Caroline Gill’s poetry chapbook, The Holy Place, co-authored with John Dotson from California, was published in 2012 by The Seventh Quarry Press (ed. Peter Thabit Jones) in Swansea, in conjunction with Cross-Cultural Communications (ed. Stanley H. Barkan) in New York. The Holy Place was launched at Number 5 Cwmdonkin Drive, birth place of Dylan Thomas. Three of Caroline’s poems have been included in The Book of Forms: A Handbook of Poetics Including Odd and Invented Forms by Lewis Putnam Turco, 4th edition, (University Press of New England, 2012). Caroline won first prize in the international Petra Kenney Poetry Competition (general section) in 2008. She was awarded the title of Best Fixed Form Poet of 2011 by the international poetry journal from India, Metverse Muse (ed. Dr. H. Tulsi). Caroline is an external collaborator for the Romanian journal, Orizont Literar Contemporan (editor-in-chief, Daniel Dragomirescu). Caroline’s poems have appeared in publications from the UK, USA, Romania and India. Her poem, ‘Preseli Blue’, featured on the BBC Poetry Please programme in 2008 from the Guardian Hay Festival. Caroline’s tercet ghazal, ‘Migrant Hawker’, has been selected for inclusion in Heart Shoots (Indigo Dreams Publishing, 2013), in aid of Macmillan Cancer Support. Work by Maya Angelou, John Betjeman, Bob Dylan and Dylan Thomas will feature in this anthology.

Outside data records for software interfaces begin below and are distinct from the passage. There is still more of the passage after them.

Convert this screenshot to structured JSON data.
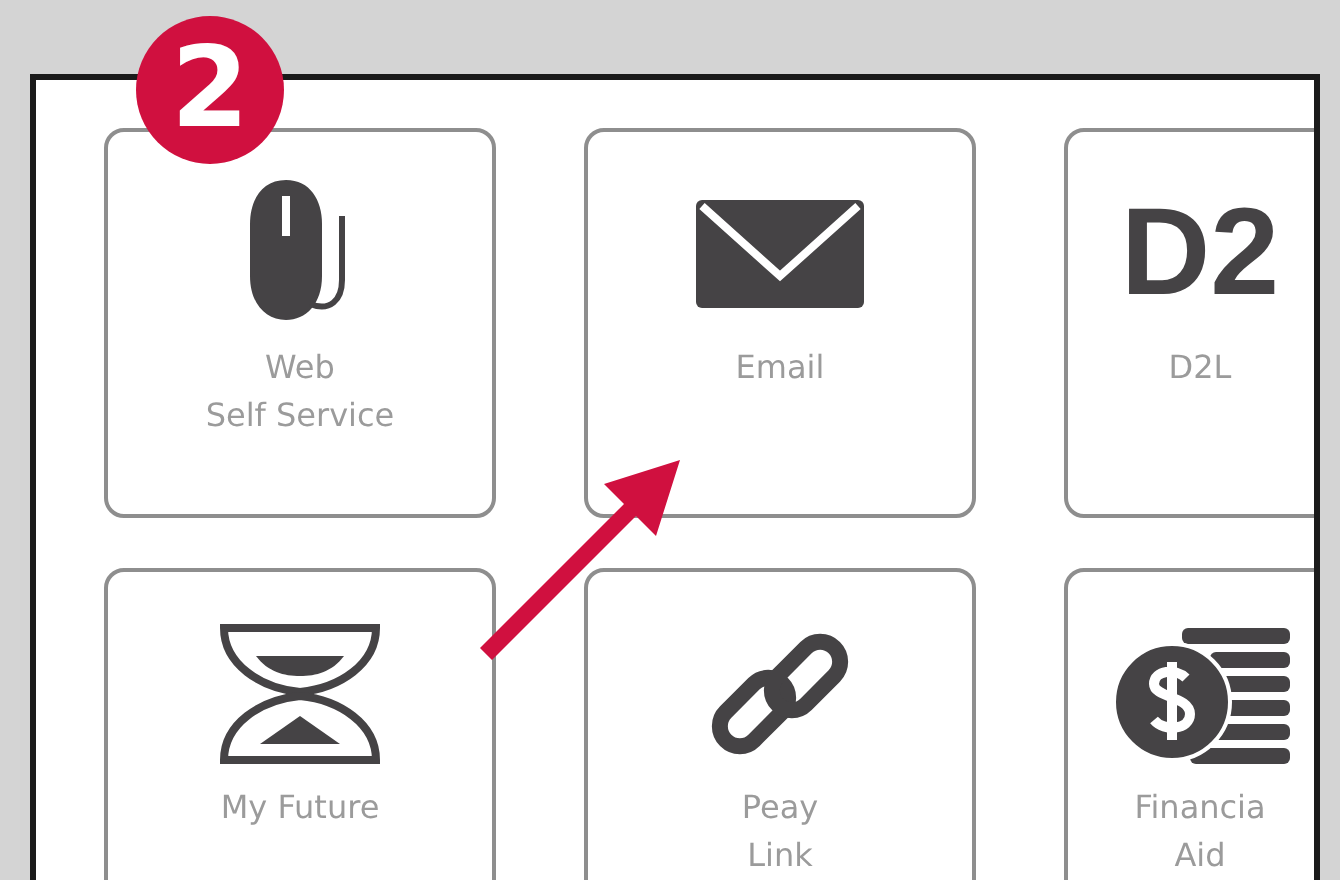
{
  "badge": "2",
  "tiles": [
    {
      "kind": "mouse",
      "label": "Web\nSelf Service"
    },
    {
      "kind": "envelope",
      "label": "Email"
    },
    {
      "kind": "text",
      "icon_text": "D2",
      "label": "D2L"
    },
    {
      "kind": "hourglass",
      "label": "My Future"
    },
    {
      "kind": "link",
      "label": "Peay\nLink"
    },
    {
      "kind": "coins",
      "label": "Financia\nAid"
    }
  ]
}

Caroline has a blog and a website.




Wednesday, February 06, 2013

poetry snapshots: steve urwin



What Am I? #2

Morning pager

Professional whinger

Porridge eater

Ribena drinker

Trials rider

Mountain biker

Music lover

Biscuit hoarder

Bus hopper

Dummy spitter

Journal keeper

Avid facebooker

Luck pusher

Jazzhands cuddler

Poetry jammer

Stanza shaper

Indy publisher

Rule breaker

Manic ranter

Audience scarer

Multiple slammer

Dust shaker

Garlic dodger





Middle Word In Life

If only they’d done more sooner

If only they weren’t out of town

If only the little boy hadn’t played with matches









STEVE URWIN  blogs at Scribbles from the Brink of Inertia and is also on Facebook here. He was born in 1970 in Consett, County Durham where he still lives. Diarist, editor, publisher, poet, his work has appeared in magazines such as Fire, Open Wide, Other Poetry, Sand, Smiths Knoll and Tears in the Fence and has been broadcast on BBC Radio. His debut full-length poetry collection “Tightrope Walker” was published by Redbeck Press in 2001. Steve is a widely respected spoken word performer throughout the North East of England. He is the 2008 Bare Knuckle Poetry Slam Champion, 2008 Northern Lines Poetry Slam Champion and 2011 Middlesbrough Intro Festival Spoken Word Stage Slam Champion. His second poetry collection Hypomaniac, published by Red Squirrel Press in 2009, was September Book of the Month in North East cultural listings magazine The Crack. His latest book Shades of Grey was published in October 2011 by Red Squirrel Press. Steve works as a creative writing facilitator – mainly within mental health settings – and runs Talking Pen, organising live literature events and publishing limited edition monographs and pamphlets. He hosts the monthly Writers’ Open Mic Night at Lamplight Arts Centre in Stanley, County Durham; and Poetry Jam at Waddington Street Centre in Durham City. In 2012 Steve made a 20th Anniversary reissue of his first self-published book “There Are Easier Ways of Living than Bleeding to Death” and was a shadow poet coach for Shake the Dust national youth poetry slam. He likes mountain biking, black clothing and bleak music.